Prime News, National, New Delhi, August 23:- Mahatma Gandhi’s values and ideals can be found relevant in any period of human existence and he taught us that our actions should aim at enhancing the dignity and destiny of other human beings, President Ram Nath Kovind said on Friday.
“We could place Gandhiji in a time machine and transport him to any period of human existence and we would find him to be relevant. This is also true of the times we live in. Gandhiji remains extremely relevant to our present day concerns such as need for peace and tolerance, terrorism and climate change.
“The strife and violence that we see in the world today is often based in deep-rooted prejudices. These make us see the world through the binary of ‘us versus them’,” he said.
Kovind said,”Following Gandhiji’s footsteps, we must let ourselves and our children interact and engage with those whom we tend to define as ‘them.’ Greater interaction is the best way to develop a sensitive understanding, which can help us overcome our prejudices.”
The conference with the theme ‘Vasudhaiva Kutumbakam: Gandhi for the Contemporary World; celebrating the 150th birth anniversary of Mahatma Gandhi’ witnessed the participation of approximately 1,000 youth representing over 27 countries including from Asia, Africa, Latin America, and Europe.
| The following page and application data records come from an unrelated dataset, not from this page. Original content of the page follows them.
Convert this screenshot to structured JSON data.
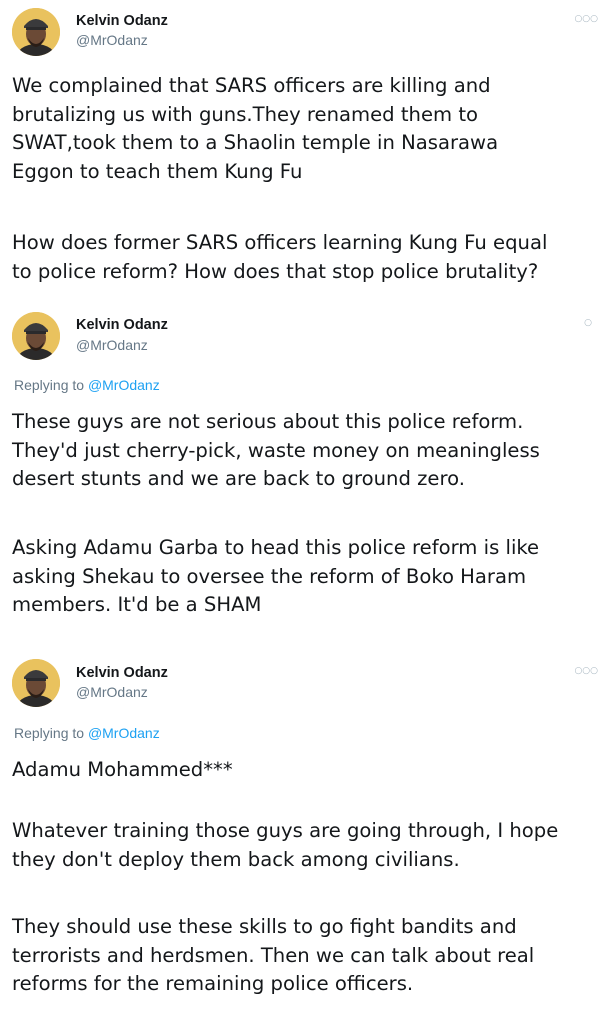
{
  "tweets": [
    {
      "author": {
        "name": "Kelvin Odanz",
        "handle": "@MrOdanz"
      },
      "more_icon": "more-dots-icon",
      "paragraphs": [
        "We complained that SARS officers are killing and\nbrutalizing us with guns.They  renamed them to\nSWAT,took them to a Shaolin temple in Nasarawa\nEggon to teach them Kung Fu",
        "How does former SARS officers learning Kung Fu equal\nto police reform? How does that stop police brutality?"
      ]
    },
    {
      "author": {
        "name": "Kelvin Odanz",
        "handle": "@MrOdanz"
      },
      "replying_label": "Replying to",
      "replying_handle": "@MrOdanz",
      "paragraphs": [
        "These guys are not serious about this police reform.\nThey'd just cherry-pick, waste money on meaningless\ndesert stunts and we are back to ground zero.",
        "Asking Adamu Garba to head this police reform is like\nasking Shekau to oversee the reform of Boko Haram\nmembers. It'd be a SHAM"
      ]
    },
    {
      "author": {
        "name": "Kelvin Odanz",
        "handle": "@MrOdanz"
      },
      "replying_label": "Replying to",
      "replying_handle": "@MrOdanz",
      "paragraphs": [
        "Adamu Mohammed***",
        "Whatever training those guys are going through, I hope\nthey don't deploy them back among civilians.",
        "They should use these skills to go fight bandits and\nterrorists and herdsmen. Then we can talk about real\nreforms for the remaining police officers."
      ]
    }
  ]
}
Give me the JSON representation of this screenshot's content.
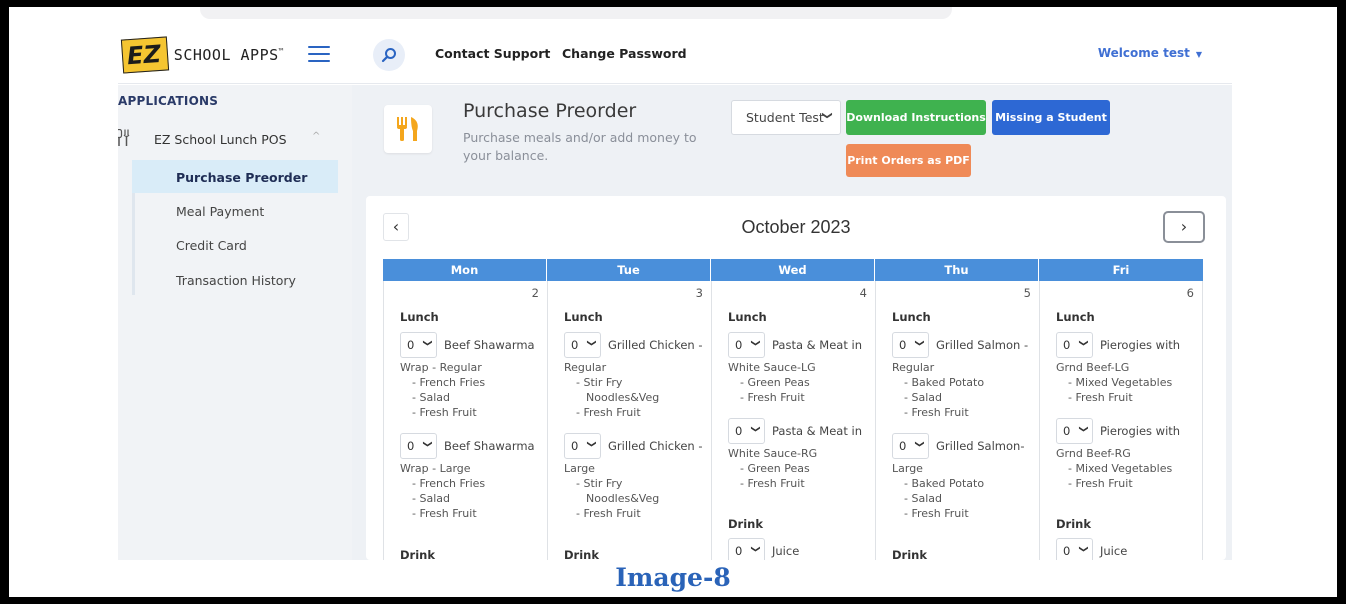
{
  "header": {
    "logo_badge": "EZ",
    "logo_text": "SCHOOL APPS",
    "logo_mark": "™",
    "contact_support": "Contact Support",
    "change_password": "Change Password",
    "welcome": "Welcome test",
    "welcome_caret": "▼"
  },
  "sidebar": {
    "section": "APPLICATIONS",
    "app": "EZ School Lunch POS",
    "app_chevron": "^",
    "items": [
      {
        "label": "Purchase Preorder",
        "active": true
      },
      {
        "label": "Meal Payment",
        "active": false
      },
      {
        "label": "Credit Card",
        "active": false
      },
      {
        "label": "Transaction History",
        "active": false
      }
    ]
  },
  "page": {
    "title": "Purchase Preorder",
    "subtitle": "Purchase meals and/or add money to your balance.",
    "student_select": "Student Test",
    "download_instructions": "Download Instructions",
    "missing_student": "Missing a Student",
    "print_orders": "Print Orders as PDF"
  },
  "calendar": {
    "month": "October 2023",
    "prev": "‹",
    "next": "›",
    "weekdays": [
      "Mon",
      "Tue",
      "Wed",
      "Thu",
      "Fri"
    ],
    "days": [
      {
        "num": "2",
        "lunch_label": "Lunch",
        "lunch": [
          {
            "qty": "0",
            "first": "Beef Shawarma",
            "second": "Wrap - Regular",
            "sides": [
              "- French Fries",
              "- Salad",
              "- Fresh Fruit"
            ]
          },
          {
            "qty": "0",
            "first": "Beef Shawarma",
            "second": "Wrap - Large",
            "sides": [
              "- French Fries",
              "- Salad",
              "- Fresh Fruit"
            ]
          }
        ],
        "drink_label": "Drink",
        "drinks": []
      },
      {
        "num": "3",
        "lunch_label": "Lunch",
        "lunch": [
          {
            "qty": "0",
            "first": "Grilled Chicken -",
            "second": "Regular",
            "sides": [
              "- Stir Fry",
              "Noodles&Veg",
              "- Fresh Fruit"
            ]
          },
          {
            "qty": "0",
            "first": "Grilled Chicken -",
            "second": "Large",
            "sides": [
              "- Stir Fry",
              "Noodles&Veg",
              "- Fresh Fruit"
            ]
          }
        ],
        "drink_label": "Drink",
        "drinks": []
      },
      {
        "num": "4",
        "lunch_label": "Lunch",
        "lunch": [
          {
            "qty": "0",
            "first": "Pasta & Meat in",
            "second": "White Sauce-LG",
            "sides": [
              "- Green Peas",
              "- Fresh Fruit"
            ]
          },
          {
            "qty": "0",
            "first": "Pasta & Meat in",
            "second": "White Sauce-RG",
            "sides": [
              "- Green Peas",
              "- Fresh Fruit"
            ]
          }
        ],
        "drink_label": "Drink",
        "drinks": [
          {
            "qty": "0",
            "name": "Juice"
          }
        ]
      },
      {
        "num": "5",
        "lunch_label": "Lunch",
        "lunch": [
          {
            "qty": "0",
            "first": "Grilled Salmon -",
            "second": "Regular",
            "sides": [
              "- Baked Potato",
              "- Salad",
              "- Fresh Fruit"
            ]
          },
          {
            "qty": "0",
            "first": "Grilled Salmon-",
            "second": "Large",
            "sides": [
              "- Baked Potato",
              "- Salad",
              "- Fresh Fruit"
            ]
          }
        ],
        "drink_label": "Drink",
        "drinks": []
      },
      {
        "num": "6",
        "lunch_label": "Lunch",
        "lunch": [
          {
            "qty": "0",
            "first": "Pierogies with",
            "second": "Grnd Beef-LG",
            "sides": [
              "- Mixed Vegetables",
              "- Fresh Fruit"
            ]
          },
          {
            "qty": "0",
            "first": "Pierogies with",
            "second": "Grnd Beef-RG",
            "sides": [
              "- Mixed Vegetables",
              "- Fresh Fruit"
            ]
          }
        ],
        "drink_label": "Drink",
        "drinks": [
          {
            "qty": "0",
            "name": "Juice"
          }
        ]
      }
    ]
  },
  "caption": "Image-8",
  "colors": {
    "accent_blue": "#2d68d4",
    "header_blue": "#4a8fda",
    "green": "#3fb24f",
    "orange": "#ef8a57",
    "active_bg": "#d9ecf8",
    "caption": "#2a63b8"
  }
}
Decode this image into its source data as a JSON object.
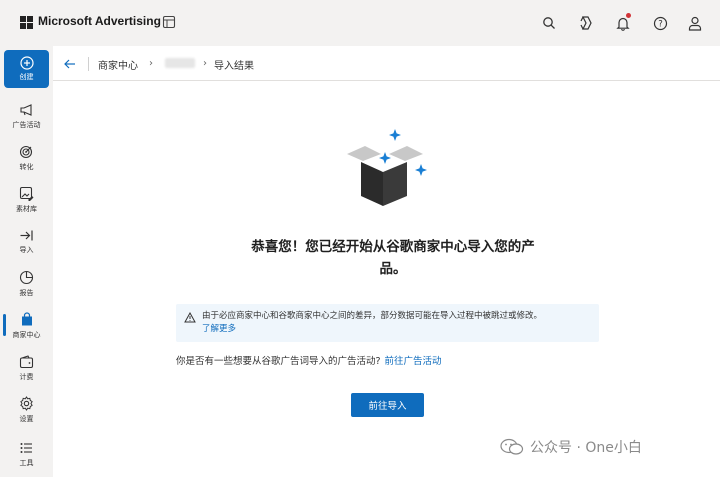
{
  "header": {
    "brand": "Microsoft Advertising",
    "icons": [
      "apps-icon",
      "search-icon",
      "copilot-icon",
      "bell-icon",
      "help-icon",
      "user-icon"
    ]
  },
  "sidebar": {
    "create_label": "创建",
    "items": [
      {
        "label": "广告活动",
        "icon": "megaphone-icon"
      },
      {
        "label": "转化",
        "icon": "target-icon"
      },
      {
        "label": "素材库",
        "icon": "image-edit-icon"
      },
      {
        "label": "导入",
        "icon": "import-icon"
      },
      {
        "label": "报告",
        "icon": "chart-icon"
      },
      {
        "label": "商家中心",
        "icon": "shopping-bag-icon"
      },
      {
        "label": "计费",
        "icon": "wallet-icon"
      },
      {
        "label": "设置",
        "icon": "gear-icon"
      },
      {
        "label": "工具",
        "icon": "tools-icon"
      }
    ]
  },
  "breadcrumb": {
    "items": [
      "商家中心",
      "导入结果"
    ]
  },
  "main": {
    "headline_line1": "恭喜您！您已经开始从谷歌商家中心导入您的产",
    "headline_line2": "品。",
    "info_text": "由于必应商家中心和谷歌商家中心之间的差异，部分数据可能在导入过程中被跳过或修改。",
    "info_link": "了解更多",
    "question": "你是否有一些想要从谷歌广告词导入的广告活动?",
    "question_link": "前往广告活动",
    "button": "前往导入"
  },
  "watermark": {
    "text": "公众号 · One小白"
  },
  "colors": {
    "accent": "#0f6cbd",
    "sparkle": "#1a7fd4",
    "box_dark": "#2b2b2b",
    "box_light": "#c8c8c8"
  }
}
“Few weeks from now on October 2, we will celebrate the 150th birth anniversary of our father of nation. His values are very relevant for us, Gandhi was born in India but belonged to entire humanity.
“He taught us that our actions should ultimately aim at enhancing the dignity and destiny of other human beings,” Kovind said.
“For me, he was the ‘experimental Gandhi,’ defying class and race boundaries. A ‘creative Gandhi,’ who transformed salt into a powerful symbol of a mass movement.
“And the ‘determined Gandhi,’ who with his frail body walked through the villages of India with a lamp of truth amid the all-pervading darkness of violence that marked our independence,” he said.
The first World Youth Conference on Kindness is being organised by the UNESCO Mahatma Gandhi Institute of Education for Peace and Sustainable Development and the Ministry of Human Resource Development with the aim to impart critical competencies in global youth to inspire, empower and enable them to transform themselves and build long-lasting peace in their communities.
Anantha Duraiappah, director, UNESCO MGIEP said, “As we celebrate the 150th anniversary of Mahatma Gandhi’s life, the pertinent question we must ask is how can we move beyond simply having an intellectual exercise of Gandhi’s ideas especially for the 21st century youth who are diverse, tech-savvy, aware of their rights and demanding agency and change?
“If real societal change is to be achieved, Gandhi’s learnings, which he meticulously imbibed through his experiments, need to be built into our education systems and exemplified in our daily lives. (Inputs: Agencies, NGB)